Pro-choice activists protest outside Irish Embassy in London

Activists aim for 205,700 chalk marks denoting number who travelled for abortion since 1983

 London-Irish Abortion Rights campaigners outside the Irish Embassy  on Chapel Street, Belgravia, London, as they host the London March for Choice. Photograph: Jonathan Brady/PA Wire

London-Irish Abortion Rights campaigners outside the Irish Embassy on Chapel Street, Belgravia, London, as they host the London March for Choice. Photograph: Jonathan Brady/PA Wire

 

Pro-choice campaigners have gathered in London to call for a change to Ireland’s strict abortion laws, urging an engagement in “respectful debate” ahead of a referendum on the issue in 2018.

The event was one of the first rallies since the Irish Government set an indicative timescale of early summer next year for a referendum on the section of the Constitution that ensures tight legal restrictions on terminations.

The Eighth Amendment, added to the Constitution in 1983, recognises an unborn child’s right to life.

A few hundred demonstrators gathered outside the Irish Embassy in the British capital, chanting “Keep your rosaries off my ovaries” and “34 years since 83, stop sending women across the sea”.

Demonstrators hold up signs outside the Irish Embassy in London, supporting calls for more liberal Irish abortion laws. Photograph: Mary Turner/Reuters
Demonstrators hold up signs outside the Irish Embassy in London, supporting calls for more liberal Irish abortion laws. Photograph: Mary Turner/Reuters

‘Healthcare not Ryanair’

Placards among the crowd carried messages including: “Healthcare not Ryanair”, and: “Irish women deserve better”.

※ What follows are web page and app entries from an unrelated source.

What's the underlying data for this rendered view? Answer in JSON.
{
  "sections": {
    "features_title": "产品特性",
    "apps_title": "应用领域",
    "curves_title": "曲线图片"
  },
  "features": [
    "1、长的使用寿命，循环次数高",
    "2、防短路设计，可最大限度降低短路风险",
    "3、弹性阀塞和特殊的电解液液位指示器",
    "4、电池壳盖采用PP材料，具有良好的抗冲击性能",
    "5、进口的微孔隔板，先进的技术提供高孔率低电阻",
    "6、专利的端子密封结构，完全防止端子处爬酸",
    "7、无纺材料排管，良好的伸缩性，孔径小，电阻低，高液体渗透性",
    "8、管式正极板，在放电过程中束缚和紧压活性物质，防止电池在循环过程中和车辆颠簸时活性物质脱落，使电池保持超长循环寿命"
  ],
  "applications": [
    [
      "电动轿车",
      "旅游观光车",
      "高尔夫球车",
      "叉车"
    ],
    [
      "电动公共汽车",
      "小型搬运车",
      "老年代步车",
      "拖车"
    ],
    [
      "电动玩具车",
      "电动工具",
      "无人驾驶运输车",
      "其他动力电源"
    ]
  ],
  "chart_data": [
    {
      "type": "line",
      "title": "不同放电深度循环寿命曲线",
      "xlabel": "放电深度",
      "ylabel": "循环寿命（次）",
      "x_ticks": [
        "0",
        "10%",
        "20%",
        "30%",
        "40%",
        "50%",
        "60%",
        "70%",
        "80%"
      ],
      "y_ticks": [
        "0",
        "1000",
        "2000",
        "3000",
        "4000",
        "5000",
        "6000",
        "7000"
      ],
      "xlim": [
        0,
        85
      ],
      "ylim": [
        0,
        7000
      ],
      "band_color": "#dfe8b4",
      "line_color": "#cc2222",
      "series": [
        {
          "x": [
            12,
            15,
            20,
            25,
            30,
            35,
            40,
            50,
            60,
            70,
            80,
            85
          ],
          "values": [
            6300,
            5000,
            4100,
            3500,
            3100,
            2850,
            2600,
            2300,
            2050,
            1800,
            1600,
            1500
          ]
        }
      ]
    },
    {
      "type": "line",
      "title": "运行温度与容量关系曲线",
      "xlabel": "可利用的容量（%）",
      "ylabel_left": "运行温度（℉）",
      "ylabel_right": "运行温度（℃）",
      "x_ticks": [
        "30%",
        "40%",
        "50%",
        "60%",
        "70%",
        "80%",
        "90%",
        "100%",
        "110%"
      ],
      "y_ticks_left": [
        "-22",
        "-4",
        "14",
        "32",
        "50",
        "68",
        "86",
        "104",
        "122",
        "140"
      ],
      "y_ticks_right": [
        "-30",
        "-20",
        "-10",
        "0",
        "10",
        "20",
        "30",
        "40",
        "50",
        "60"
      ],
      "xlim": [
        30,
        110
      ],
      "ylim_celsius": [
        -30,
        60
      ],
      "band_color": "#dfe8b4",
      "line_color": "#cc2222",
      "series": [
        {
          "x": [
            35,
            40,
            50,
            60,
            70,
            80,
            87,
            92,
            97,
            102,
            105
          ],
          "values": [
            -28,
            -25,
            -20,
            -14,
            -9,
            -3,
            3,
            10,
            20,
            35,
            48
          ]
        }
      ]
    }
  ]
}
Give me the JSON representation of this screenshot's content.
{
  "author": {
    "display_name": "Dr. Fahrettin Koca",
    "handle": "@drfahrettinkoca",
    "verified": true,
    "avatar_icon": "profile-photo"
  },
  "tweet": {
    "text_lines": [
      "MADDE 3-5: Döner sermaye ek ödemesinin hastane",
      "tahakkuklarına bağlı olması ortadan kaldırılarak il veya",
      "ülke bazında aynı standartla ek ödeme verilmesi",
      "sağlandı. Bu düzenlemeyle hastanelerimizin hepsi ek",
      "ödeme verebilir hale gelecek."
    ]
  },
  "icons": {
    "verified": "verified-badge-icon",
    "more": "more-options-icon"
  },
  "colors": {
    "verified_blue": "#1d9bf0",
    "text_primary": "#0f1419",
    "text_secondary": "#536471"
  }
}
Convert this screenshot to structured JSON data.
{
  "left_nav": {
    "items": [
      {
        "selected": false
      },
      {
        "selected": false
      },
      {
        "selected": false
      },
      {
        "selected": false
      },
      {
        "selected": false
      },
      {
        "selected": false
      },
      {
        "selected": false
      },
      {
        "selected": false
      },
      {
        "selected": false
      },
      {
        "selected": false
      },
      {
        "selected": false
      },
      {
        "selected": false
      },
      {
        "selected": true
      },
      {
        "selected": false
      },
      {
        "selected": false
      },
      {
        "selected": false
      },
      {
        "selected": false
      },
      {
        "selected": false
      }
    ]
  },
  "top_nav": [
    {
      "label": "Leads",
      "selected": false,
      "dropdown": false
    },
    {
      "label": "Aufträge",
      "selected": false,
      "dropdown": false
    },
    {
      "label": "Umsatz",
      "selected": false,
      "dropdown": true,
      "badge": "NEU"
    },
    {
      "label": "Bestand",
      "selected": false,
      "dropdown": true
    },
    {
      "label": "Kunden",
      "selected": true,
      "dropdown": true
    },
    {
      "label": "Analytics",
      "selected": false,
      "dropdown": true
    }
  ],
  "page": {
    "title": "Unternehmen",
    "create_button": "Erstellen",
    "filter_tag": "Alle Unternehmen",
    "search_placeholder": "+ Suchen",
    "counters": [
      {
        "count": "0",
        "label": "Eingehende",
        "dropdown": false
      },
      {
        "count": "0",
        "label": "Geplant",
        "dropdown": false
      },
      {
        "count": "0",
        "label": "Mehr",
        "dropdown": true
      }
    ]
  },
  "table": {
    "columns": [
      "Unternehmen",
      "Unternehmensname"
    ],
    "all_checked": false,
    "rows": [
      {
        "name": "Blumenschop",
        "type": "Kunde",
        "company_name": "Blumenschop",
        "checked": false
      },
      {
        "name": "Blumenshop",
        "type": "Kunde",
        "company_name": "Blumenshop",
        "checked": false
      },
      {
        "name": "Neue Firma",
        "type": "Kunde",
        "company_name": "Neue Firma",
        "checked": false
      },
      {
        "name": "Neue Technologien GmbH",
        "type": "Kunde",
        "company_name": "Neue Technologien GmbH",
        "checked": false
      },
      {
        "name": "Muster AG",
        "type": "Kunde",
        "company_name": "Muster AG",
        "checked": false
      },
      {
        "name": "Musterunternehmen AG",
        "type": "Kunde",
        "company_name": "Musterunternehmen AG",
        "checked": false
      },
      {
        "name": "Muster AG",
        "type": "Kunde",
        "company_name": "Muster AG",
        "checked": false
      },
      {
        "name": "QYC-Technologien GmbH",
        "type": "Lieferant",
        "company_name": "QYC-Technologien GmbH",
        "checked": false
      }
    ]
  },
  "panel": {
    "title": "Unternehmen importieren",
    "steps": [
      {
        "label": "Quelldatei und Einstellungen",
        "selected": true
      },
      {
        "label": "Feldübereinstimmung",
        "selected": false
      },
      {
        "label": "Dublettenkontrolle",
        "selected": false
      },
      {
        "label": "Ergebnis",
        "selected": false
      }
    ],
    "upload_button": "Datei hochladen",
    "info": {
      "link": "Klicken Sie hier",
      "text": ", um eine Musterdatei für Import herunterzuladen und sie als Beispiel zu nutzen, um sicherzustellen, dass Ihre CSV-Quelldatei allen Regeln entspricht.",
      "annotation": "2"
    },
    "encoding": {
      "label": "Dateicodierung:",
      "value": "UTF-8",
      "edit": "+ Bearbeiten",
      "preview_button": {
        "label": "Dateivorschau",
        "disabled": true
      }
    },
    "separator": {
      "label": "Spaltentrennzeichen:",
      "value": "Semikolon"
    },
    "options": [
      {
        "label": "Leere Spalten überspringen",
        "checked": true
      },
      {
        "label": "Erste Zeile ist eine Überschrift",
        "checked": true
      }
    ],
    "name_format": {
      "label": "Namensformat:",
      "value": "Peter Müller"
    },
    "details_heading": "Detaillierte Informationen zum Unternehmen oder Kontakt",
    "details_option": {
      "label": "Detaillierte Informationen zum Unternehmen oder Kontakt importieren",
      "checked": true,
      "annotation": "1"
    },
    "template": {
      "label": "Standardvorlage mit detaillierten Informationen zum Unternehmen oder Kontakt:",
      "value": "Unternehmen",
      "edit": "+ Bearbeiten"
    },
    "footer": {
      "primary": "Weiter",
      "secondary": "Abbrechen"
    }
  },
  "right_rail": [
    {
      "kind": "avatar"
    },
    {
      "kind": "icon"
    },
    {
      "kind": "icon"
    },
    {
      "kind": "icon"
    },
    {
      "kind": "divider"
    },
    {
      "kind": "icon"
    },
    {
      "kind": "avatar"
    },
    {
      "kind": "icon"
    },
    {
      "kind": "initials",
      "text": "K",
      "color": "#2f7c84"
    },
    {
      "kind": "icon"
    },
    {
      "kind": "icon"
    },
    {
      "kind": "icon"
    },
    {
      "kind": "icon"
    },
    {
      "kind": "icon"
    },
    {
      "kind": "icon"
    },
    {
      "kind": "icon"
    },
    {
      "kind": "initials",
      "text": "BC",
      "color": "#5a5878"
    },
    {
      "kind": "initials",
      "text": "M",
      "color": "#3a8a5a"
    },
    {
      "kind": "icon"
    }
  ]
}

The campaigners made thousands of white chalk marks on the pavement, attempting to reach a tally of more than 205,700 representing what they say is the number of women who have travelled to Great Britain from Northern Ireland and the Republic since 1983 to access a safe abortion.

Protesters hold up placards during a London March for Choice on Saturday, calling for the legalisation of abortion in Ireland. Photograph: Chris J Ratcliffe/AFP/Getty Images
Protesters hold up placards during a London March for Choice on Saturday, calling for the legalisation of abortion in Ireland. Photograph: Chris J Ratcliffe/AFP/Getty Images

Maeve O’Reilly, from the London-Irish Abortion Rights Campaign, told the Press Association: “These journeys, which are often taken in silence and are very stigmatised and shameful in the eyes of our Government – we wanted to make them visible by making these physical marks on the pavement here today.”

Protesters hold up placards during a London March for Choice on Saturday, calling for the legalisation of abortion in Ireland. Photograph: Chris J Ratcliffe/AFP/Getty Images
Protesters hold up placards during a London March for Choice on Saturday, calling for the legalisation of abortion in Ireland. Photograph: Chris J Ratcliffe/AFP/Getty Images

Ms O’Reilly said campaigners would like to see a specific date set for the referendum, adding: “I do think the conversations have been shifting a lot over the last few years and there is a conversation now, whereas a few years ago it wasn’t really in the public domain and it wasn’t on the agenda.”

She said campaigners were encouraged by recent polls which she said have shown that “most Irish people want to see a liberalisation of Irish abortion laws”.

She added: “We’re really confident that the Irish public will engage with this issue, will have a good debate and people will begin to see that abortion is already happening. It’s just not happening in Ireland.

London-Irish Abortion Rights campaigners seek to chalk up more than 200,000 tally marks on the pavement outside the Irish Embassy in London, representing what they say is the number of Irish women who have travelled to England for abortions since 1983. Photograph: Jonathan Brady/PA Wire
London-Irish Abortion Rights campaigners seek to chalk up more than 200,000 tally marks on the pavement outside the Irish Embassy in London, representing what they say is the number of Irish women who have travelled to England for abortions since 1983. Photograph: Jonathan Brady/PA Wire

“And the time has come to kind of wake up to that and do better for our women and offer this care at home, rather than exiling them to other countries.”

Set to intensify

The efforts of pro-choice and anti-abortion advocates are set to intensify now that a timeframe for the vote has been set.

Ms O’Reilly acknowledged there is vocal opposition to the pro-choice campaign but said she did not want to frame it as a “binary fight between two sides”.

She added: “I think it’s far more nuanced than that and I think the Irish public can pick up on that too – that it’s not black and white, it’s not ‘I’m for, I’m against’.

“It might be framed that way in the media, but hopefully people will engage in respectful debate and work out all the nuances of the issue rather than it being so cut and dry.”

Press Association